Stored data:
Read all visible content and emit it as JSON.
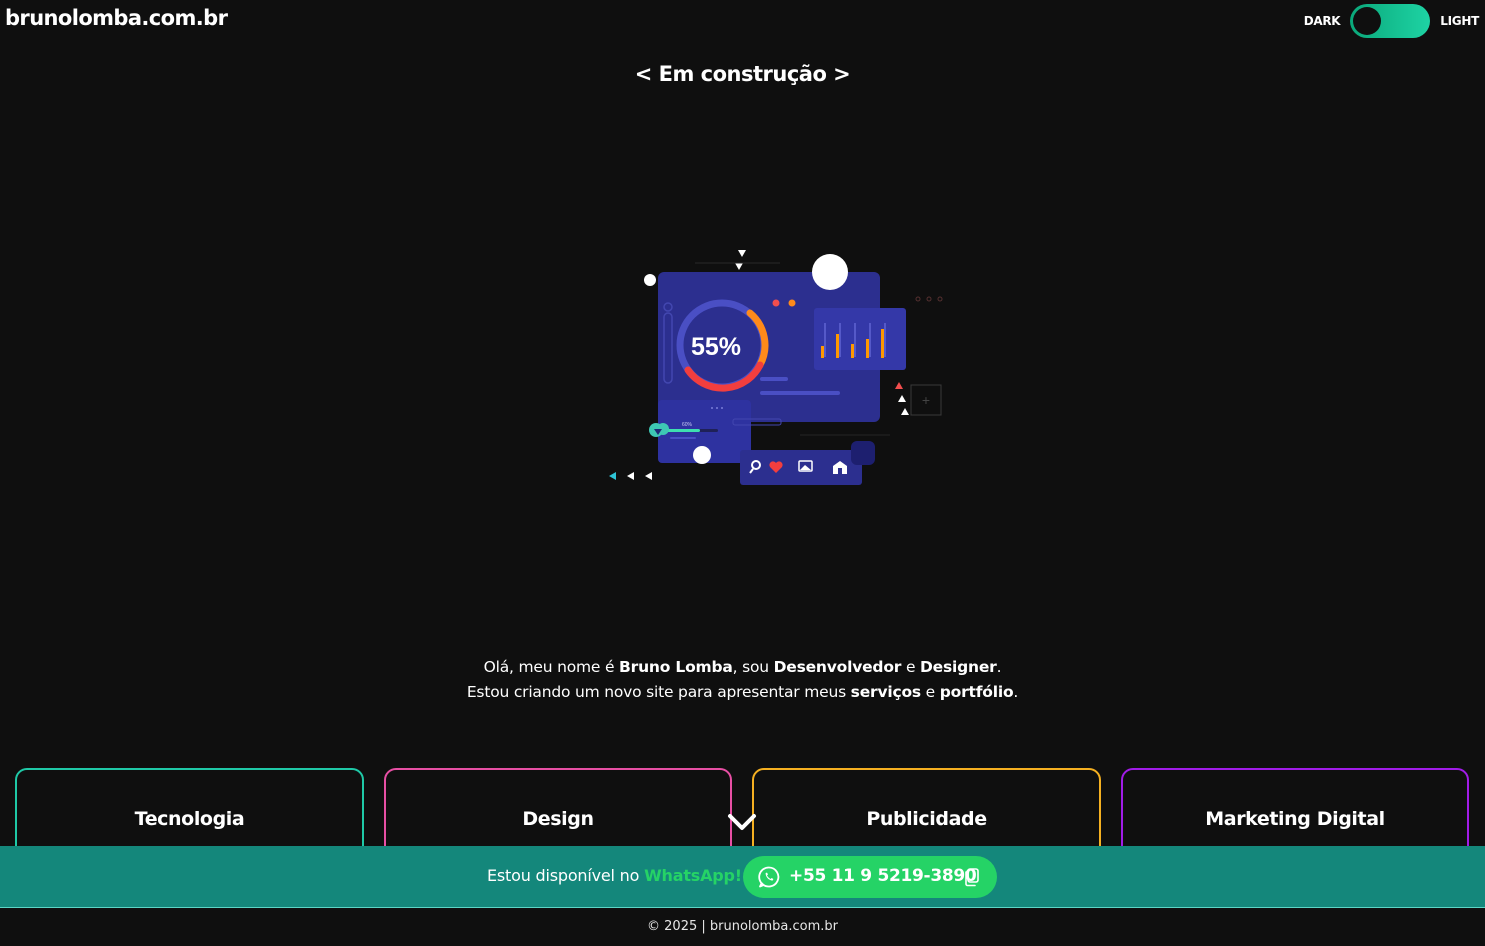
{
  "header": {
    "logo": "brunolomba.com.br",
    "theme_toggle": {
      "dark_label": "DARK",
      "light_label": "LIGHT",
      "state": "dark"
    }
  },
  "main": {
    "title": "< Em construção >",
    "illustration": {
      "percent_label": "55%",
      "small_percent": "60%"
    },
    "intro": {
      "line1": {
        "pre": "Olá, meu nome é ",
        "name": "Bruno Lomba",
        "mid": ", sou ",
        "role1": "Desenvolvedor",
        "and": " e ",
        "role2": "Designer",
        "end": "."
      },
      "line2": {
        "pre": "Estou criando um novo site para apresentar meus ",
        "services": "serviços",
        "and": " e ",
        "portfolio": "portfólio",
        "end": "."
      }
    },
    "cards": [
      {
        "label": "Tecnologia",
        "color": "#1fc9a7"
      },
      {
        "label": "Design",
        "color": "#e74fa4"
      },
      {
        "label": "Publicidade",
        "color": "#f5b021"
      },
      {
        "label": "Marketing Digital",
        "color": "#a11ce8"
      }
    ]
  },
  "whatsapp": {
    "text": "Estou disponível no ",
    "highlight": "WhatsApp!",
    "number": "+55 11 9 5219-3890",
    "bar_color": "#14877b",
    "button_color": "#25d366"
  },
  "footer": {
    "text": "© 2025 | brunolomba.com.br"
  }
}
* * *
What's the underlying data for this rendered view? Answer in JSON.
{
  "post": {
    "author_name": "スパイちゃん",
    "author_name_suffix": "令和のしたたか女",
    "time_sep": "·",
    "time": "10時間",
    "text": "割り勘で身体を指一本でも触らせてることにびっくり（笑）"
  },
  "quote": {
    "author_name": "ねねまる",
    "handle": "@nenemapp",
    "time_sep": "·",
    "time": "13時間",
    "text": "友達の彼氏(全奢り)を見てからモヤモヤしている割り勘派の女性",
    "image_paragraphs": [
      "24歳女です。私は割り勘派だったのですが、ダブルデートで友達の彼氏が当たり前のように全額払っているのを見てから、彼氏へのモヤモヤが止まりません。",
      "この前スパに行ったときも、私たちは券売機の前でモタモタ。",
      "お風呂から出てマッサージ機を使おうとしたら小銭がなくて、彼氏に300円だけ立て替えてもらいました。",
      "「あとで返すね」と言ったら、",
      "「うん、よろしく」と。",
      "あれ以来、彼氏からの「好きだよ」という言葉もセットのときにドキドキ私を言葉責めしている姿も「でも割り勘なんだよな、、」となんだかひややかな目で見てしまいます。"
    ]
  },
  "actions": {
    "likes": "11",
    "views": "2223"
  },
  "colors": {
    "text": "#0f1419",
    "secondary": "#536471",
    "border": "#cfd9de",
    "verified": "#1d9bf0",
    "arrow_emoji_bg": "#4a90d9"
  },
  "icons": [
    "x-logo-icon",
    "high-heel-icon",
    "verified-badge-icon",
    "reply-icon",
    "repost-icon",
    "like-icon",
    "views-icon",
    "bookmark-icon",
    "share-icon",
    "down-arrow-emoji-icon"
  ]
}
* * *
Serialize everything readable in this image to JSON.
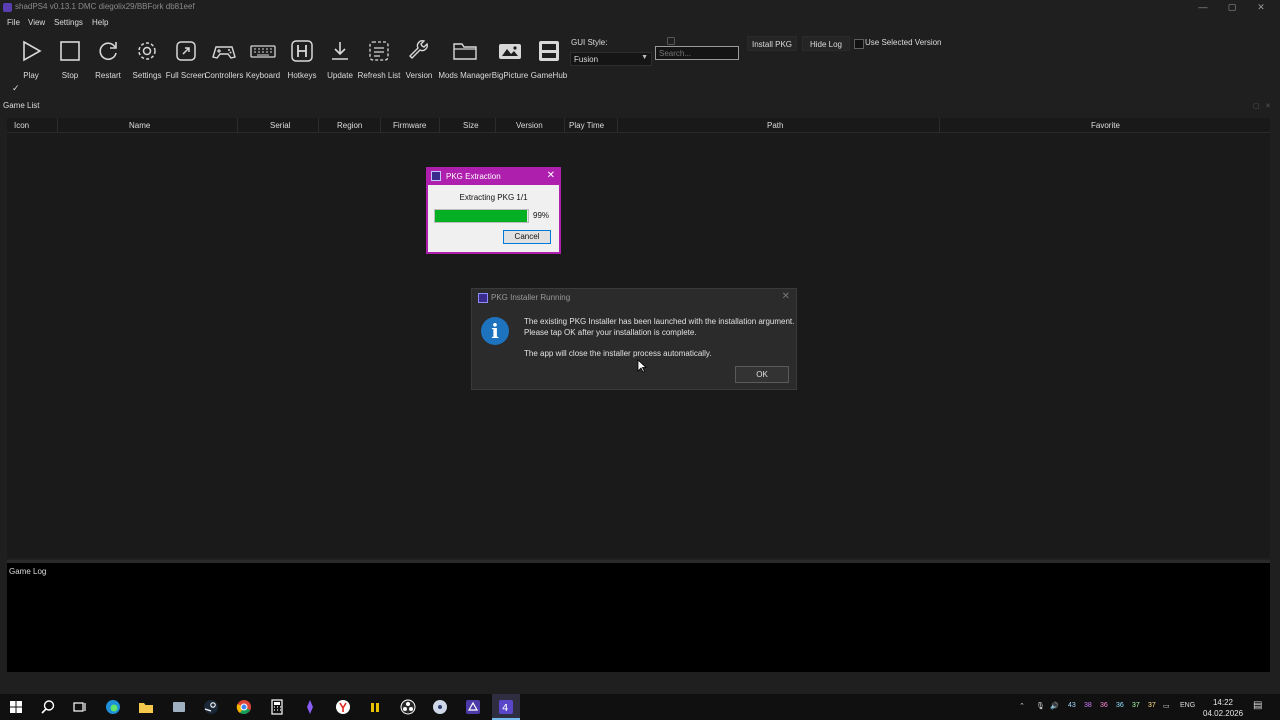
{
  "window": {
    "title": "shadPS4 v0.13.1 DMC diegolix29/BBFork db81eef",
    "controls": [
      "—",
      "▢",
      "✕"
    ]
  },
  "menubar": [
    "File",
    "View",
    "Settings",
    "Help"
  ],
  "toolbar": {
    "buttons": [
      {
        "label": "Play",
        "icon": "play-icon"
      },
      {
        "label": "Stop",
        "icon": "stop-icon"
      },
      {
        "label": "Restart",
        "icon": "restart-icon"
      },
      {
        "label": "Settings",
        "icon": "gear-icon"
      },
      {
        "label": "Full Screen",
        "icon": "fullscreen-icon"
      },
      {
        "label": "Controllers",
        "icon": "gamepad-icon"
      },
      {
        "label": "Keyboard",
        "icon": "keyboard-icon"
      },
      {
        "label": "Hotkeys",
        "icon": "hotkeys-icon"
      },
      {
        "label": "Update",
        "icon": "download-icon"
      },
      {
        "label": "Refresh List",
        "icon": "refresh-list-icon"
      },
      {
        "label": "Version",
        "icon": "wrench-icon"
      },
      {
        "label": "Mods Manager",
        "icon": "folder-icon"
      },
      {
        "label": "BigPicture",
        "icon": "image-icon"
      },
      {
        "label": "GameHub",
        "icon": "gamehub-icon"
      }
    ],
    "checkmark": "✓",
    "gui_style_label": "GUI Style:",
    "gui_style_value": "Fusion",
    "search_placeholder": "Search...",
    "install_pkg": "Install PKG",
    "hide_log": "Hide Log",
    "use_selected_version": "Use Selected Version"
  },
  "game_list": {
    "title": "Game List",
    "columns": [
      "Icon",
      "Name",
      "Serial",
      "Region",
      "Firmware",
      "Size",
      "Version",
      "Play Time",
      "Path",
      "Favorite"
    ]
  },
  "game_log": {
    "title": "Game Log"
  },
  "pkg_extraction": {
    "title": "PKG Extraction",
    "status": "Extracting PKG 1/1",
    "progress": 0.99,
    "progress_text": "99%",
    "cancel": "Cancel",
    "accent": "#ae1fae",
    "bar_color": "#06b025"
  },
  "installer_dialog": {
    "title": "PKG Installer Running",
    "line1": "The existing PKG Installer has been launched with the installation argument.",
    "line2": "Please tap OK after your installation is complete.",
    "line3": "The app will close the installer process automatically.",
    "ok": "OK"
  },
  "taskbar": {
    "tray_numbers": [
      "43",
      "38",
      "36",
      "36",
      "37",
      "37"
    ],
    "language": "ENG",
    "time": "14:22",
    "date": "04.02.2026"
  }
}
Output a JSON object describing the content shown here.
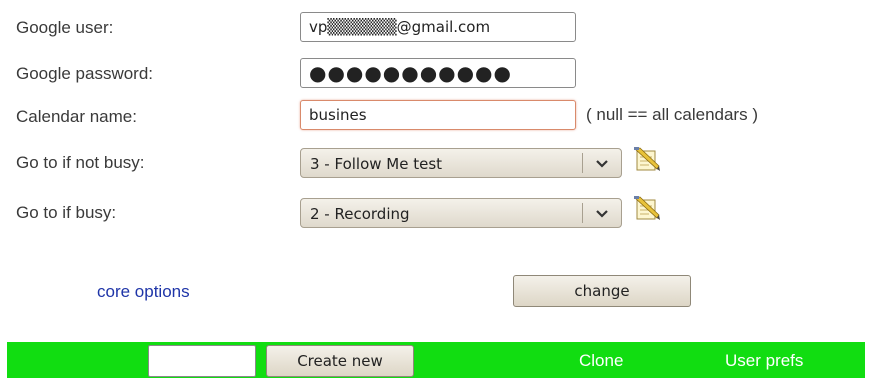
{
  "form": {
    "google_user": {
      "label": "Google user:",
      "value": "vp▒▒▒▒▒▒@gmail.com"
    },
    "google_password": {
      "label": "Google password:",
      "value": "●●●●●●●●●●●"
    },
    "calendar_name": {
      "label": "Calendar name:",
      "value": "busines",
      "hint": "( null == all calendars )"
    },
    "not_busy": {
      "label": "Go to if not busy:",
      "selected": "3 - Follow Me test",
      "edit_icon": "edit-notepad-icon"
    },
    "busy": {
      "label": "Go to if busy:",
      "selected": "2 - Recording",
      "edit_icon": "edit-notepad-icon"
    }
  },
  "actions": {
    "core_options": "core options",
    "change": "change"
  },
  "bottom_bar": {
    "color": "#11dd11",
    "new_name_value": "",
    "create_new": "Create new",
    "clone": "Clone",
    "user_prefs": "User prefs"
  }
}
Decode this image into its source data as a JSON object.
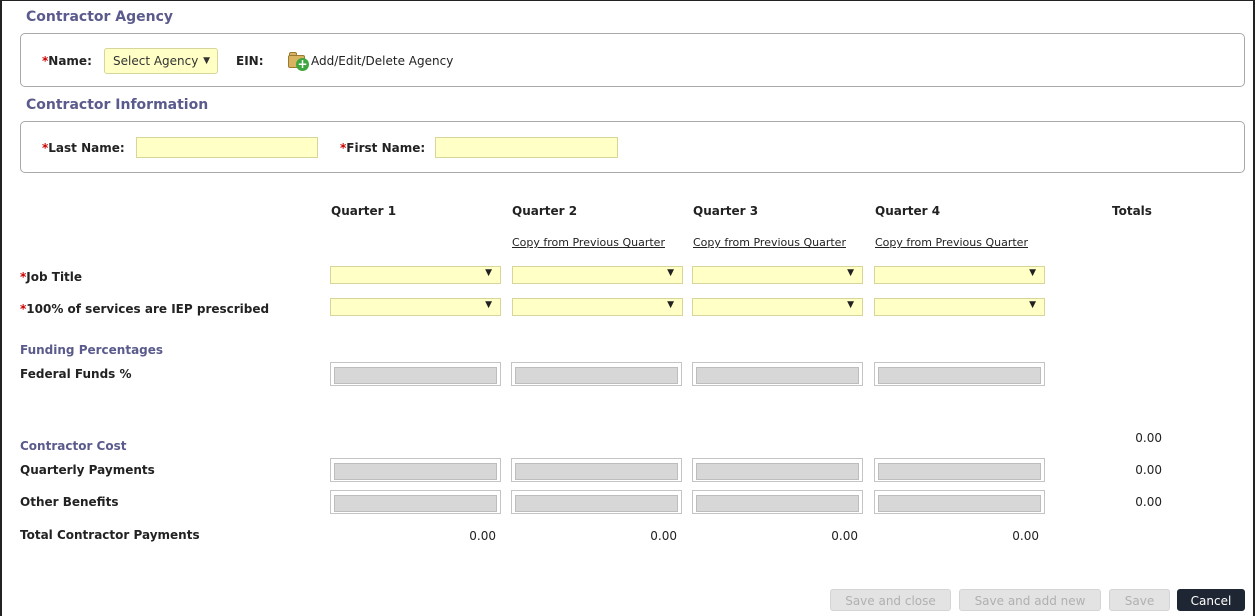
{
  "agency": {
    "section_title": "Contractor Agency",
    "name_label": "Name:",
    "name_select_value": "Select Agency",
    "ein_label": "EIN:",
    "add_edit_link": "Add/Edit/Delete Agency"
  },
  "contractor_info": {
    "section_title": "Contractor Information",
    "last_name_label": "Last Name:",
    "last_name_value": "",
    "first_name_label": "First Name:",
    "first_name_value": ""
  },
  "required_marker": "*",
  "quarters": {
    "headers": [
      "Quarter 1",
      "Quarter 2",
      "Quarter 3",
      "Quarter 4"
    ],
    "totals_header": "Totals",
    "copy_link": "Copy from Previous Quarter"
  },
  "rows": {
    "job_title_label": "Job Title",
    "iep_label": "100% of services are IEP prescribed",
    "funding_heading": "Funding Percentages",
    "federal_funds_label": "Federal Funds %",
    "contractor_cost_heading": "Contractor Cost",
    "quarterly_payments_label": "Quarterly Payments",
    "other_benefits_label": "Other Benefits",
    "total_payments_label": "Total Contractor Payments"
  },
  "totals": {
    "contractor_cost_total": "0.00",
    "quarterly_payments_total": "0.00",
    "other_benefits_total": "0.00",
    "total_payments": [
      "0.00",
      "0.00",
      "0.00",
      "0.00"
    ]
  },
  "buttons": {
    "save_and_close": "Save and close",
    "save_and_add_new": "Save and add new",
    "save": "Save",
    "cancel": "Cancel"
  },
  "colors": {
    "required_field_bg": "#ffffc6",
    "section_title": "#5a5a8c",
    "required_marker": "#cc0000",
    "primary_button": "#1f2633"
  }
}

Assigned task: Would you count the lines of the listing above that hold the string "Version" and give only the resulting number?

Output below: 3